  7. ^ "The Prince Of Wales Opens Nottingham's City Hall". Pathe. 1929. Retrieved 10 April 2020.
  8. ^ "Football History – Tournaments – FA Cup". 1958–1959.
  9. ^ "Football History – Tournaments – European Cup". 1978–1979.
  10. ^ "Football History – Tournaments – European Cup". 1979–1980.
  11. ^ "Soccer - Nottingham Forest - FA Cup Final Reception - Council House, Nottingham". Alamy. 19 May 1991. Retrieved 10 April 2020.
  12. ^ Swaap, Aimee; Information Governance Office, Nottingham City Council (23 November 2010). "Loxley House - a Freedom of Information request to Nottingham City Council". mySociety by UK Citizens Online Democracy. Retrieved 22 March 2018.
  13. ^ "Births, deaths and marriages". Nottingham City Council. Retrieved 10 April 2020.
  14. ^ Hilliam, David (2010). The Little Book of Dorset. The History Press. p. 83. ISBN 978-0752457048.
  15. ^ a b c d "The Story Behind: Joseph Else, creator of the iconic lions". Nottingham TV. 25 October 2016. Retrieved 10 April 2020.
  16. ^ "The Nottingham Council House". Nottingham21. Retrieved 10 April 2020.
  17. ^ "Nottingham Council House". Structurae. Retrieved 10 April 2020.
  18. ^ "Family behind Nottingham's Council House clock". BBC. 5 January 2010. Retrieved 10 April 2020.
  19. ^ Armitage, Jill (2015). Nottingham A History. Amberley Publishing. ISBN 978-1445634982.
  20. ^ "Repaving The Mall Within Exchange Arcade". Arc Building Consultance. Retrieved 10 April 2020.
  21. ^ a b "The real story behind the murals in Nottingham's Exchange Arcade". Nottingham Post. 29 October 2018. Retrieved 10 April 2020.
  22. ^ "What are the lions in Old Market Square actually called?". Nottingham Post. 3 February 2019. Retrieved 10 April 2020.
  23. ^ "Visit Nottinghamshire - Things to Do". 2020.

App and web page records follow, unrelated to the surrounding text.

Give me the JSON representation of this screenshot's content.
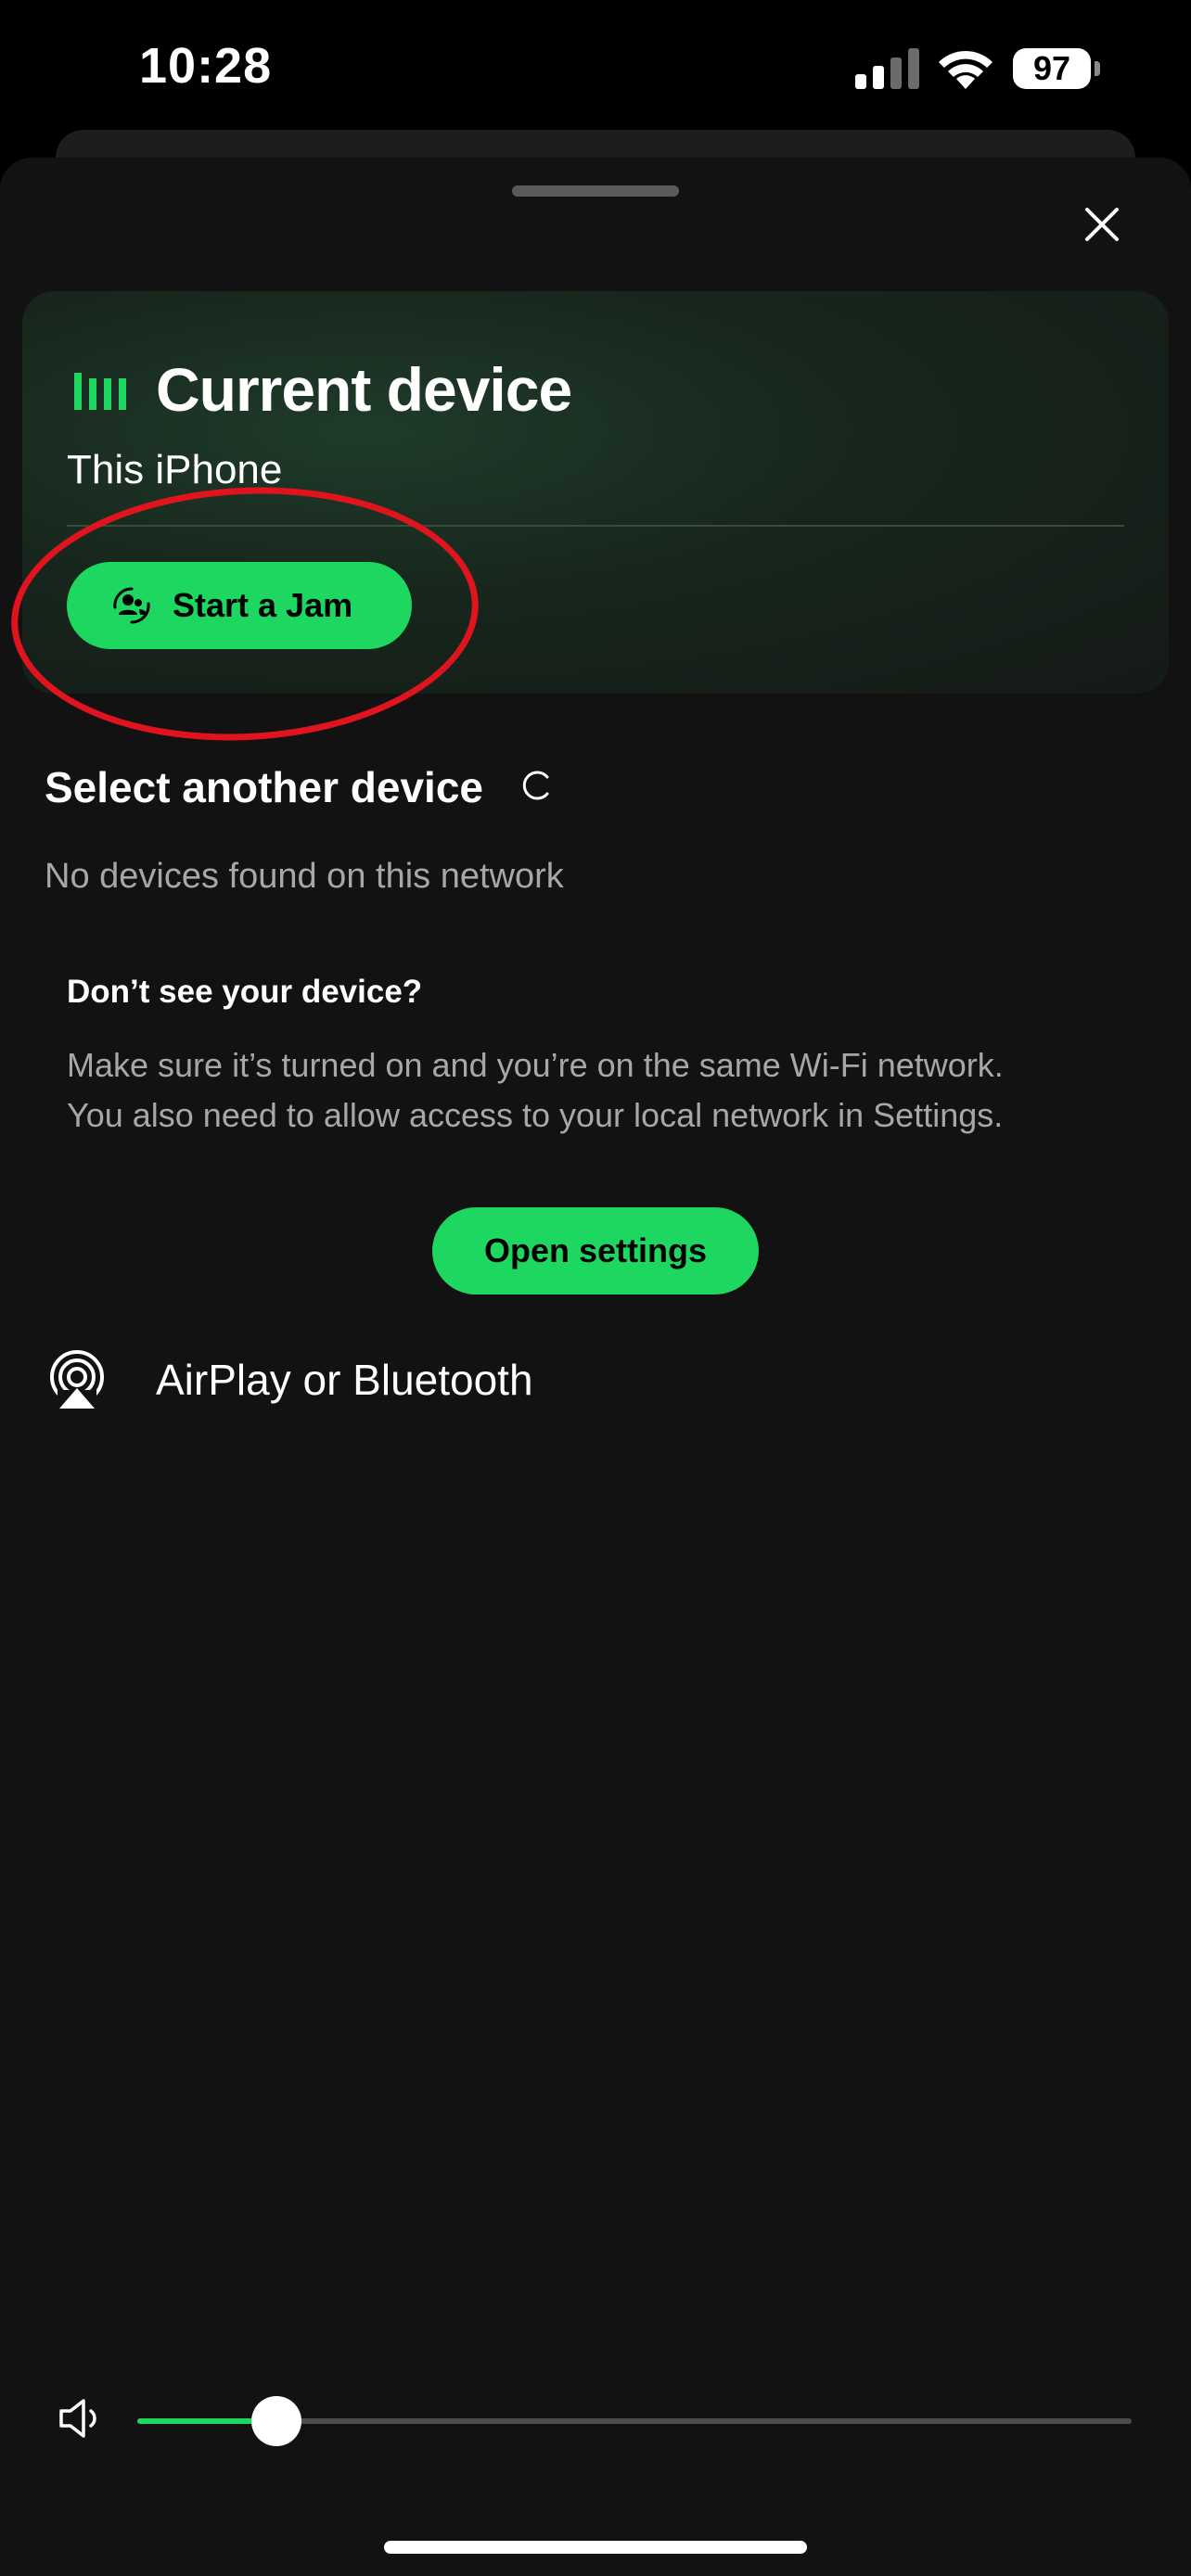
{
  "status_bar": {
    "time": "10:28",
    "battery_level": "97",
    "icons": [
      "cellular-signal-icon",
      "wifi-icon",
      "battery-icon"
    ]
  },
  "sheet": {
    "close_icon": "close-icon"
  },
  "current_device": {
    "heading": "Current device",
    "device_name": "This iPhone",
    "icon": "equalizer-icon",
    "jam_button_label": "Start a Jam",
    "jam_button_icon": "jam-people-icon"
  },
  "other_devices": {
    "heading": "Select another device",
    "loading_icon": "loading-spinner-icon",
    "empty_message": "No devices found on this network",
    "help_heading": "Don’t see your device?",
    "help_body_line1": "Make sure it’s turned on and you’re on the same Wi-Fi network.",
    "help_body_line2": "You also need to allow access to your local network in Settings.",
    "open_settings_label": "Open settings",
    "airplay_label": "AirPlay or Bluetooth",
    "airplay_icon": "airplay-icon"
  },
  "volume": {
    "level": 0.14,
    "icon": "speaker-icon"
  },
  "colors": {
    "accent": "#1ed760",
    "background": "#121212",
    "secondary_text": "#a7a7a7",
    "annotation": "#e0141f"
  }
}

Further reading[edit]

  • Beckett, John and Brand, Ken: (2004) The Council House, Nottingham and the Old Market Square (Nottingham Civic Society) ISBN 1-902443-09-8
  • Granger, Frank: (1929) The Council House Nottingham – a review of the Council House and Exchange Buildings (City of Nottingham Estates Committee)
  • Harwood, Elain: (2008) Nottingham – Pevsner Architectural Guide (Yale University Press) ISBN 978-0-300-12666-2
  • Scoffham, Ernie: (1992) A Vision of the City: The Architecture of TC Howitt (Nottinghamshire County Council Leisure Services) ISBN 0-900943-44-0

External links[edit]